• _EXERCISE GOAL_: Every line containing the string "JSON" is to be copied from the records.

• _Website and app data records_:
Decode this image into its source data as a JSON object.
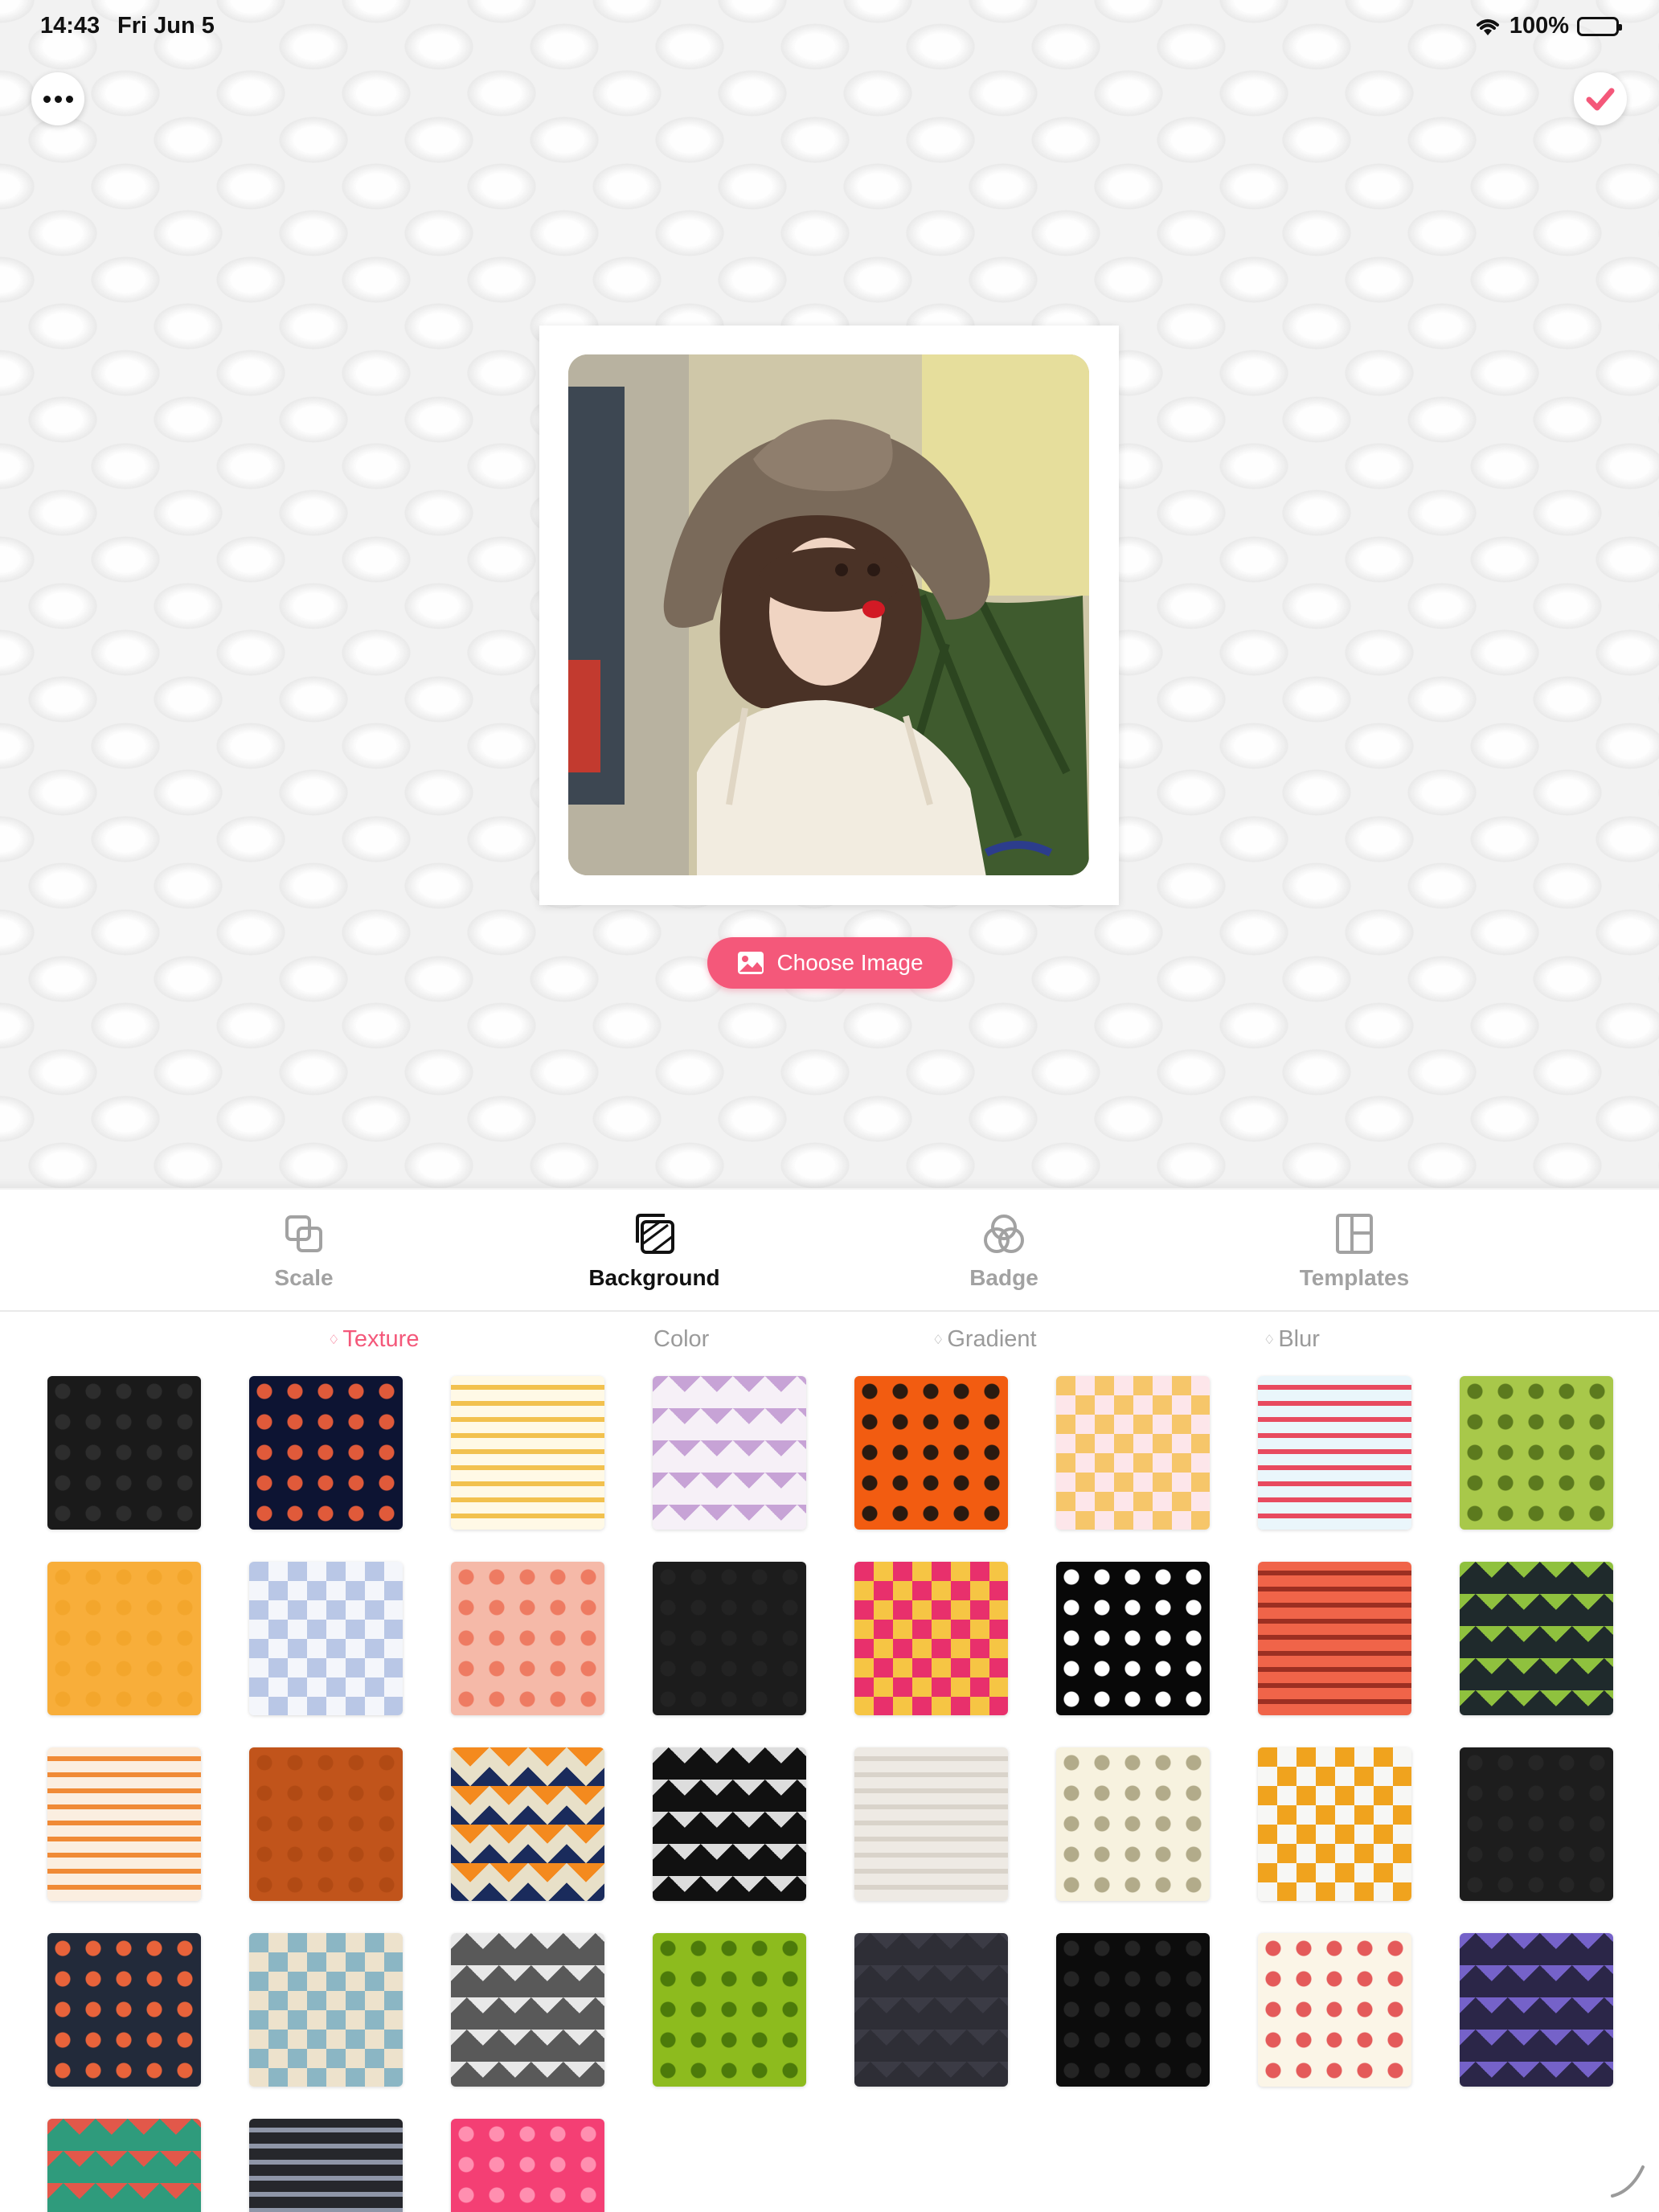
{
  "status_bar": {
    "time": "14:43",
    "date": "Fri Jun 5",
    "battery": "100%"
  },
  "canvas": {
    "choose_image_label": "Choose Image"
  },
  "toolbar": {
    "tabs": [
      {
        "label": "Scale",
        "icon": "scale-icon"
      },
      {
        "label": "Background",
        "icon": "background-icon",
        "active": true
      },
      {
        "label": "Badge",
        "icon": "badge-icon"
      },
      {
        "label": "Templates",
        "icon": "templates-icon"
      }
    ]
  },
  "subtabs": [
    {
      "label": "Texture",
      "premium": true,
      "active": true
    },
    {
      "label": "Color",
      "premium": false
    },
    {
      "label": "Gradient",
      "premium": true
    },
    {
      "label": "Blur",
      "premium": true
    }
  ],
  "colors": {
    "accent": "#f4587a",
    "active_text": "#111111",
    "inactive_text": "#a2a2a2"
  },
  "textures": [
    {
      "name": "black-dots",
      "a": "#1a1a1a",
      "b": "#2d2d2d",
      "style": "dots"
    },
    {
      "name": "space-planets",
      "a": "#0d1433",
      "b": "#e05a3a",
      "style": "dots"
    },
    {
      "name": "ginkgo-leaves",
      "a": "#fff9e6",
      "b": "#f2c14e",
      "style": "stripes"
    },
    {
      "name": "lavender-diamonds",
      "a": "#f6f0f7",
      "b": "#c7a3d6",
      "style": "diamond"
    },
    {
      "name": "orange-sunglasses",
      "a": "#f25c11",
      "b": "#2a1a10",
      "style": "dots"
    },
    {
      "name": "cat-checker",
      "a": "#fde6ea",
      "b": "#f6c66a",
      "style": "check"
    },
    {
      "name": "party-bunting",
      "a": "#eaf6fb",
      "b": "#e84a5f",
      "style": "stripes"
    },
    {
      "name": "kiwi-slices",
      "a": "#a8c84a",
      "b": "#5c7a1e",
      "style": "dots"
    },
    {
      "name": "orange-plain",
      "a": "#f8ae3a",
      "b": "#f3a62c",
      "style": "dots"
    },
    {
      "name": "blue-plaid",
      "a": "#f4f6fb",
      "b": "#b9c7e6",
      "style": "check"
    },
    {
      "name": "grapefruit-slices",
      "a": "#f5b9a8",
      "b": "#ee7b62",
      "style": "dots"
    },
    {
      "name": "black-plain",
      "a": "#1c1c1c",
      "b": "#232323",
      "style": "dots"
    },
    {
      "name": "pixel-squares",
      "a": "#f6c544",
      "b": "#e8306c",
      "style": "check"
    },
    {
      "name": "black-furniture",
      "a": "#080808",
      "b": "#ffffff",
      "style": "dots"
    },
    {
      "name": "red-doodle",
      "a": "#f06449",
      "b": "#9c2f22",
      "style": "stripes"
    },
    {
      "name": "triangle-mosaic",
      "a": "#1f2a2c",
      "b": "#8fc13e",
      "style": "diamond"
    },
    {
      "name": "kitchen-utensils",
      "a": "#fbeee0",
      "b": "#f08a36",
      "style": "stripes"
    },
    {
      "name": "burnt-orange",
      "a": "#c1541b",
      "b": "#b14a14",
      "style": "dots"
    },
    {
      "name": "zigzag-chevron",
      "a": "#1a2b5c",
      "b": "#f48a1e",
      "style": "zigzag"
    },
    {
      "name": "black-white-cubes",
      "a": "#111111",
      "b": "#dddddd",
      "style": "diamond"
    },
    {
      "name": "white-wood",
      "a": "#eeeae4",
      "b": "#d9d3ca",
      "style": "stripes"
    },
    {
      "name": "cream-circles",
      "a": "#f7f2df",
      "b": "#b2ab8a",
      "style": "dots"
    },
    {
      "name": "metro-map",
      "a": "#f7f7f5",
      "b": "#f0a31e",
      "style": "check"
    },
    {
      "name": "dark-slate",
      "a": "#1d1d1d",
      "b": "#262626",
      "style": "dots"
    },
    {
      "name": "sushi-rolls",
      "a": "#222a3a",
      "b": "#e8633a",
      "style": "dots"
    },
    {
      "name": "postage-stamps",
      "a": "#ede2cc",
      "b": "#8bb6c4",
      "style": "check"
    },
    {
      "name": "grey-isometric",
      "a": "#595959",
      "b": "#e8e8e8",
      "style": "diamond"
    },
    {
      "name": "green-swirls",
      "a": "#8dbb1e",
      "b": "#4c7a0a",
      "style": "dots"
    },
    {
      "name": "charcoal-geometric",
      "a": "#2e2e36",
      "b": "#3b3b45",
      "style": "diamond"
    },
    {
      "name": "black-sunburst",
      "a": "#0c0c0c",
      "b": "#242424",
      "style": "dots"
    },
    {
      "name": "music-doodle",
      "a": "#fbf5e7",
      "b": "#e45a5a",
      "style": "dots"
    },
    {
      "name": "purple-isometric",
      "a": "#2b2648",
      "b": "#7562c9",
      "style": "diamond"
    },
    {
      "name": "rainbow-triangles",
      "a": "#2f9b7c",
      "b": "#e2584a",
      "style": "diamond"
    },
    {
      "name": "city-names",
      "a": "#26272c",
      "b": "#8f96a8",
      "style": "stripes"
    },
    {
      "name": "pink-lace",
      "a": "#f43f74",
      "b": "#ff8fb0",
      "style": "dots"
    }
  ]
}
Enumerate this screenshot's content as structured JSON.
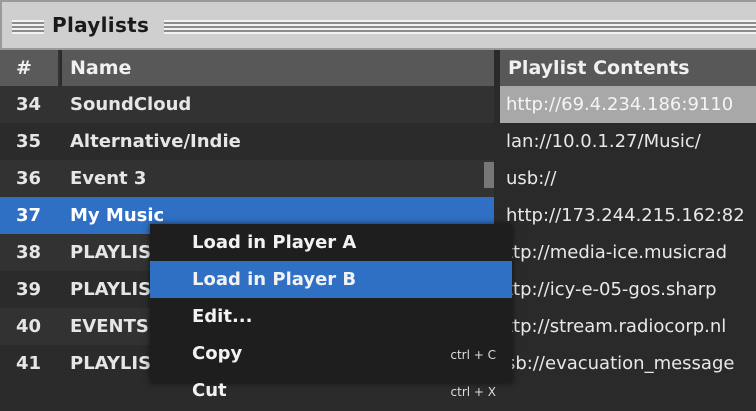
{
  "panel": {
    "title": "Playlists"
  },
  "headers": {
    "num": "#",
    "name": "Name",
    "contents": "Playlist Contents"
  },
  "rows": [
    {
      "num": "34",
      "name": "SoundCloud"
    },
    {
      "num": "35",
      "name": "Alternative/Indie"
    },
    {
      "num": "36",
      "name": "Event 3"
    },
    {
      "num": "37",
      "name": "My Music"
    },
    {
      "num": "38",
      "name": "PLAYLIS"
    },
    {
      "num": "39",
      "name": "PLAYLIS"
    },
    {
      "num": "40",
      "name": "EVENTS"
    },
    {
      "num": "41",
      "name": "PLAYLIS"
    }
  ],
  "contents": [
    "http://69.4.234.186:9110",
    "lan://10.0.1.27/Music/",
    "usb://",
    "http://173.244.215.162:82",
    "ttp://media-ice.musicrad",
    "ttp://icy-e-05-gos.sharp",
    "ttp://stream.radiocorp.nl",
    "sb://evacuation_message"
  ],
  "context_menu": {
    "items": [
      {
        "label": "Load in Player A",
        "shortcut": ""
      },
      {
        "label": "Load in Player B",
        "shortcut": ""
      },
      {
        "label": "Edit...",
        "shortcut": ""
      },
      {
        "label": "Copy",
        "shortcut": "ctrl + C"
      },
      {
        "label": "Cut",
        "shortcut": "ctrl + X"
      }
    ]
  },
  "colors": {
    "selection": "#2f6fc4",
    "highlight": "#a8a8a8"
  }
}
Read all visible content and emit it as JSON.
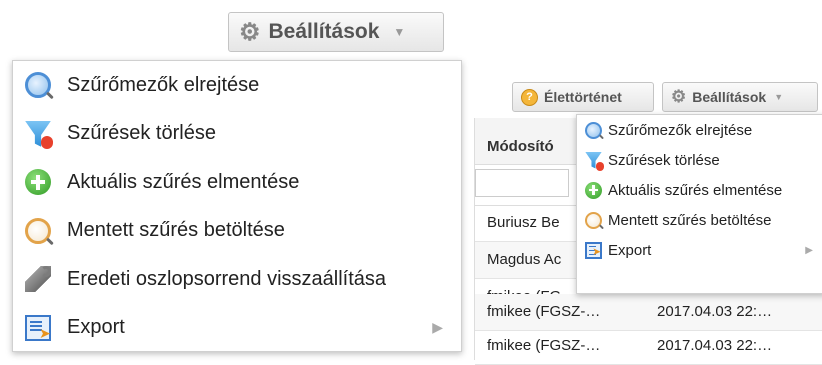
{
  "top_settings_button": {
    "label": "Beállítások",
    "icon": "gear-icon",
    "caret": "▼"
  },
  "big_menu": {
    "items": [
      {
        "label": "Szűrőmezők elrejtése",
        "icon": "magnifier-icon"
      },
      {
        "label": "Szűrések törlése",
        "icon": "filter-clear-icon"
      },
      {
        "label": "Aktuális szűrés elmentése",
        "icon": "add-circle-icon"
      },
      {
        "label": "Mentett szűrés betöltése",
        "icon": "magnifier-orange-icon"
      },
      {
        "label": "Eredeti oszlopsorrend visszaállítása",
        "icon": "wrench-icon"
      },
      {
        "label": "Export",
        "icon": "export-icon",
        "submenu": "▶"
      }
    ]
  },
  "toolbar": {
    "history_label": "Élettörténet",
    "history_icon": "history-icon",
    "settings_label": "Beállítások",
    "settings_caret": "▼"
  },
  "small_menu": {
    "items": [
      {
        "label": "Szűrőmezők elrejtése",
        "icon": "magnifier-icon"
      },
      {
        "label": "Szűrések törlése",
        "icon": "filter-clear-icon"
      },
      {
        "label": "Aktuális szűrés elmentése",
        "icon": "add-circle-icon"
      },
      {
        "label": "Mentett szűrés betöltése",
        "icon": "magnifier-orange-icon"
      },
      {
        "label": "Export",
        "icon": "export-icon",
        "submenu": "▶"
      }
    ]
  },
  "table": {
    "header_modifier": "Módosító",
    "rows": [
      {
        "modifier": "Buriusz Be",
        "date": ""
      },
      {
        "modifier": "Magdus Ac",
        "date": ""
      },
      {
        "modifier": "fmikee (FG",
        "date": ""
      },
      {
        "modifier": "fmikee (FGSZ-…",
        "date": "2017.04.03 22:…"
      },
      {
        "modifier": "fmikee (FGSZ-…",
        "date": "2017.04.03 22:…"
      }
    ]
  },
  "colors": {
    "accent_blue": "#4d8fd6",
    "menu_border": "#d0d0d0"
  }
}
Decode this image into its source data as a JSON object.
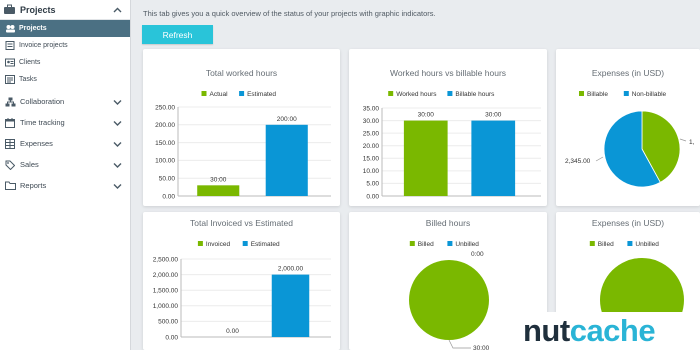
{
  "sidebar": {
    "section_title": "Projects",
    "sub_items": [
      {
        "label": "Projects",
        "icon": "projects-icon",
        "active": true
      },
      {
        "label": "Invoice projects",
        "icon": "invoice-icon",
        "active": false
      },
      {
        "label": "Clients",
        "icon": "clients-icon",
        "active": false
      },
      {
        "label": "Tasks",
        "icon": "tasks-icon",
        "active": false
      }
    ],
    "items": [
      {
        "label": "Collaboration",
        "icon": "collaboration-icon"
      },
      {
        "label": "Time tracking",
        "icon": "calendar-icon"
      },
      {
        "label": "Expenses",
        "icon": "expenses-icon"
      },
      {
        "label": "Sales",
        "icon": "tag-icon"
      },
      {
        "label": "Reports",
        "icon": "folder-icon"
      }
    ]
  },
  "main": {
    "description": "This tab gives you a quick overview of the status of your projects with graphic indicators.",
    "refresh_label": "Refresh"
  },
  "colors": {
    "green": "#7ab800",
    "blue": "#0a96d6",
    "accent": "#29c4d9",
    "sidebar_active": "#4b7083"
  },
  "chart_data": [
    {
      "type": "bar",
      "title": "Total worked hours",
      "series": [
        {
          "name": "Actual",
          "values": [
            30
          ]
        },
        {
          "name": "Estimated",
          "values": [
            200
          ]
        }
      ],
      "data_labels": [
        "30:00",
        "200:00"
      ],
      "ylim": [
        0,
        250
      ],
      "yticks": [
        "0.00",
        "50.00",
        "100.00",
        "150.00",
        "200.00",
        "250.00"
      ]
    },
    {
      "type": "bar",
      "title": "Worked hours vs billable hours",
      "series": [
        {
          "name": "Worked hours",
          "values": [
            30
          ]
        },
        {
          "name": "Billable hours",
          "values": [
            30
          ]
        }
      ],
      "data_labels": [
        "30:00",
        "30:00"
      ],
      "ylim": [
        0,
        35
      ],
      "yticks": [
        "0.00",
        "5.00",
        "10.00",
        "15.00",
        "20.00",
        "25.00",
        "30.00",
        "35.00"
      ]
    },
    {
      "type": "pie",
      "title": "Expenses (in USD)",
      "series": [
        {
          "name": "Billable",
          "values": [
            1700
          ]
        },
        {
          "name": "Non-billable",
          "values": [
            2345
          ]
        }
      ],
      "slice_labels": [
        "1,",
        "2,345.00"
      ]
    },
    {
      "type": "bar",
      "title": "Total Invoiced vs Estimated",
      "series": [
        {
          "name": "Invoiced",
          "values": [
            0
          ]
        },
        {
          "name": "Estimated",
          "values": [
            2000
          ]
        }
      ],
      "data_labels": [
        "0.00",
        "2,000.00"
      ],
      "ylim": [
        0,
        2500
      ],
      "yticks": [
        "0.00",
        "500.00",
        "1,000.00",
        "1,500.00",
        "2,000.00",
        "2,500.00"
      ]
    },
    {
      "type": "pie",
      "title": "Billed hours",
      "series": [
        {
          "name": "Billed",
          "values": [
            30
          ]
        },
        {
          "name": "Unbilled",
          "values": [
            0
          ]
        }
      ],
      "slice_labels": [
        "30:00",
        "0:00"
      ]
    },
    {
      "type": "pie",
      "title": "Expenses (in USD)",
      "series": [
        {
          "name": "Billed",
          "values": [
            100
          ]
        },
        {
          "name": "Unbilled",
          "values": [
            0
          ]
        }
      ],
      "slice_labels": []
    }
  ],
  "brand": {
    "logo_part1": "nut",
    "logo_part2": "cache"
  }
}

• _RESULT_:
Decode this image into its source data as a JSON object.
Enumerate this screenshot's content as structured JSON.
Read all visible content and emit it as JSON.
Decode this image into its source data as a JSON object.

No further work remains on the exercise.